Culture of Drug Use

As drug use often persists in fads, such as the use of psychedelics in the 1960s and the use of cocaine in the 1980s, then drug use can been seen as a byproduct of its surrounding culture (Jarvik, 1990). The marginal increase in the use of cannabis in the Netherlands, for example, only occurred after the development of the ‘coffee shops’ that promoted the consumption of the drug (Hughes & Stevens, 2010). More local examples are the Amish and Mormon communities in North America that abstain in much greater numbers due to their strict cultural beliefs surrounding intoxicants (Jarvik, 1990). The major decline of tobacco use occurred without the introduction of laws regulating the manufacturing or agricultural growth of the drug, but via the impact of private advocacy campaigns and federal information campaigns that demonized cigarettes (Jarvik, 1990).

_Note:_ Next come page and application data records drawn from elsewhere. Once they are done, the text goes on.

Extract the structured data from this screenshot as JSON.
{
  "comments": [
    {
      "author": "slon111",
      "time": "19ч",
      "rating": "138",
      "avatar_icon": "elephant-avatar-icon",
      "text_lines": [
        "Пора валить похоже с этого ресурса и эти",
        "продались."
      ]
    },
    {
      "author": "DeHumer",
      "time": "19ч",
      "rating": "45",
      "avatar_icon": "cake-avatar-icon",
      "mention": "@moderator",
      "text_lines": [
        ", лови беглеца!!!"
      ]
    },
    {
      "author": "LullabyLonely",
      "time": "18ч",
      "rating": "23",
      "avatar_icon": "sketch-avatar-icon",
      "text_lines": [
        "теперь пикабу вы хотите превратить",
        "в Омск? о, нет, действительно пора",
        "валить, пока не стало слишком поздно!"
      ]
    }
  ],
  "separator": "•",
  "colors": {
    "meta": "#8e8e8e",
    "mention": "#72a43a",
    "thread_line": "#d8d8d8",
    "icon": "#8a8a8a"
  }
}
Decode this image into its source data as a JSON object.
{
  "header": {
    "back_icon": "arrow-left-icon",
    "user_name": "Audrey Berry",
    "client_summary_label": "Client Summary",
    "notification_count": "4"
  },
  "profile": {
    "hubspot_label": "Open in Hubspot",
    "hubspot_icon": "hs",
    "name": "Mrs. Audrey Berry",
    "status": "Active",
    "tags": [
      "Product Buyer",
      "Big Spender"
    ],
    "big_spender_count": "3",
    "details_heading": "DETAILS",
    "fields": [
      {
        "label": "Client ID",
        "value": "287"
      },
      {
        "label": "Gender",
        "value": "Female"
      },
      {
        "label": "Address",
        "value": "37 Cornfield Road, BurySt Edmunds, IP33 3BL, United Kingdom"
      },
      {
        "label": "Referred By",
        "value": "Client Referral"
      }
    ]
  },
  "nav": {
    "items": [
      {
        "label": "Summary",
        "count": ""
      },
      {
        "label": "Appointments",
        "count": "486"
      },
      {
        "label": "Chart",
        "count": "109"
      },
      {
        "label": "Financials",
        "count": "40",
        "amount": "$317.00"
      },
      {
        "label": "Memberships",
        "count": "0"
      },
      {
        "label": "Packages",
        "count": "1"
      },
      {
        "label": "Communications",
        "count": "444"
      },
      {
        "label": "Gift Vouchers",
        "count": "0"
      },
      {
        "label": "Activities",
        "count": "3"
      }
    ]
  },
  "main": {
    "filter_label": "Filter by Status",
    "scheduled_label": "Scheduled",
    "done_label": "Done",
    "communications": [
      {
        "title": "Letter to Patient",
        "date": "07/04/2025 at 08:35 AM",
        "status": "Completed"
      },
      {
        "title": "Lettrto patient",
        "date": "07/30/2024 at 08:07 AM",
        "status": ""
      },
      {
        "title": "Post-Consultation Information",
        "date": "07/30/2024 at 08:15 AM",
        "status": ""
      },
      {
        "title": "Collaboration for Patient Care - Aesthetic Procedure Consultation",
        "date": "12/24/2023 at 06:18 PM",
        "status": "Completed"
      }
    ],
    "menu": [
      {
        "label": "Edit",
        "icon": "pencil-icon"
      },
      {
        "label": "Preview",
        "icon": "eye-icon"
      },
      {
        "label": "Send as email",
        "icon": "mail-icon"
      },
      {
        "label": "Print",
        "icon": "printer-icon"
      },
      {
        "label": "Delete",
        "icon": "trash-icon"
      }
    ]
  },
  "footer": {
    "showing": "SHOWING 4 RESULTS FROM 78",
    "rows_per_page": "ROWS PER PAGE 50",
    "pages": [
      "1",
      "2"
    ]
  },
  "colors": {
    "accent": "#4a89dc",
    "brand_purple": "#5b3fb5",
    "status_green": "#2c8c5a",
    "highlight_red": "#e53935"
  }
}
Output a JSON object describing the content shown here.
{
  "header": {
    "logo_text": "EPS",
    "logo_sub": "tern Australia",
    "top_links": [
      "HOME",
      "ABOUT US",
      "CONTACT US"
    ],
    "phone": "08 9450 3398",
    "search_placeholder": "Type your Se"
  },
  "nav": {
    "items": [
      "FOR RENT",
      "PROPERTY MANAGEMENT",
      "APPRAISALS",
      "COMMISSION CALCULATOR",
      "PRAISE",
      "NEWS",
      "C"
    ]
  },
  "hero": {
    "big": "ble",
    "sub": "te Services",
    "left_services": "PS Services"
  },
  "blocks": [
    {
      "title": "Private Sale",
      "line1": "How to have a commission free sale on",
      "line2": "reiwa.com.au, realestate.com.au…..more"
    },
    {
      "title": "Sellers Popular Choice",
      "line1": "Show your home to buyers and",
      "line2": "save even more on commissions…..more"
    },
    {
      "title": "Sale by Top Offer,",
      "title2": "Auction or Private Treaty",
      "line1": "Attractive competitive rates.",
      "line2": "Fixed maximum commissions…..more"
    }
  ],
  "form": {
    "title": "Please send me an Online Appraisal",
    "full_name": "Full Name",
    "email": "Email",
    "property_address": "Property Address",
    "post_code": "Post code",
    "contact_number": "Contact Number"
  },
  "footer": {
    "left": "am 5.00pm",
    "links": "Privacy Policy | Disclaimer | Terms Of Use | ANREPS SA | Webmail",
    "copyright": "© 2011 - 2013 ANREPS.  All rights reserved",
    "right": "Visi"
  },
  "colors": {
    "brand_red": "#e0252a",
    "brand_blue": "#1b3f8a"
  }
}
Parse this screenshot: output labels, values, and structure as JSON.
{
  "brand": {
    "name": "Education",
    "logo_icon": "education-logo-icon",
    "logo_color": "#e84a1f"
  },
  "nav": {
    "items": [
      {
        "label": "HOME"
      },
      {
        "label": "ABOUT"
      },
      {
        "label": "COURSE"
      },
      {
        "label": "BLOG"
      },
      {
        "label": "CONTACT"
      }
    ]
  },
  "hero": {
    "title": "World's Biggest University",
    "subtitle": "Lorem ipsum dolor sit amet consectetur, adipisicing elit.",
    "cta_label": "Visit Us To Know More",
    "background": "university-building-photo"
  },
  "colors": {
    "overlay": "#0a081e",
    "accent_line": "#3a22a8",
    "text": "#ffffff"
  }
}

If drugs were to be legalized, it would be the structure of the culture that mitigated any explosive growth in a dangerous consumption of drugs. Maté (2014) argues that the moral and medical model of approaching the drug problem takes society off the hook when the reality is the opposite. Public campaigns would be required that are based on truths rather than the exaggerated falsehoods that make up contemporary anti-drug campaigns (Nadelmann, 1992). If a youth experiments with a drug and finds that the propaganda surrounding its use is false, then trust has been lost in the system and its subsequent efforts to help will be largely ignored.

By addressing the surrounding culture and the contextual environments as they impact demand, the supply will be reduced in turn (Jarvik, 1990). If a society celebrated mindful sobriety over reckless consumption, or adequately addressed its ghettos and the impact of poverty, neglect, and trauma on addiction, then legalization would be a superfluous addition to its drug climate. If drugs were to be legal, the same norms and interests that prevent rampant drug use in society today would persist, and those who do use would be better off under this alternative regime (Nadelmann, 1992). However, “the factors contributing to demand (such as intrinsic physiological reward mechanisms, poor social conditions, and psychopathology) are difficult to ameliorate” (Jarvik, 1990, p. 389) compared to the easily recognizable meth lab, drug lord, or crack shack that can be quantitatively expunged from society with great fanfare. Legalization, or one of its alternatives, offers a clearly superior model for dealing with drugs than prohibition, but prohibition persists because of systemic barriers, public image issues, and the social complexity of proper implementation.


“The evidence from a broad variety of cultures suggests that the single most important determinant of a drug’s popularity is its capacity to be integrated into ordinary lives with minimal disruption” (Nadelmann, 1992, p. 106). This quotation truly highlights the irrationality of the fearmongering surrounding the elimination of prohibition. 78.4% of people in Canada drank alcohol in 2012 (Canadian Alcohol, 2014), yet relatively few of them are considered alcoholics because they have integrated the consumption of alcohol into their lives. However, society chooses not investigate any alternatives to the difficulties it experiences under prohibition because “we do not want to take responsibility” (Maté, 2012, 19m05s). By refusing to take responsibility, a vacuum is created, and crime becomes the victor simply because there is no real opposition (Hughes, 2012). Upcoming changes in Canada’s marijuana laws are a good sign, but barriers remain and it is only one incremental step. Legalization in its full sense may not be the optimal solution, but any movement toward that end of the spectrum will inarguably be a vast improvement over the current paradigm. The reduction in use that prohibition brings is minimal enough to be insignificant against the cost of all its problems. Massive spikes of violent crime, incarceration, and health problems are all intrinsic to the prohibition model, yet nothing changes. “Arguments about economics and efficiency are not sufficient to result in termination. Apparently, failure is not sufficient either” (Scherlen, 2012, p. 72).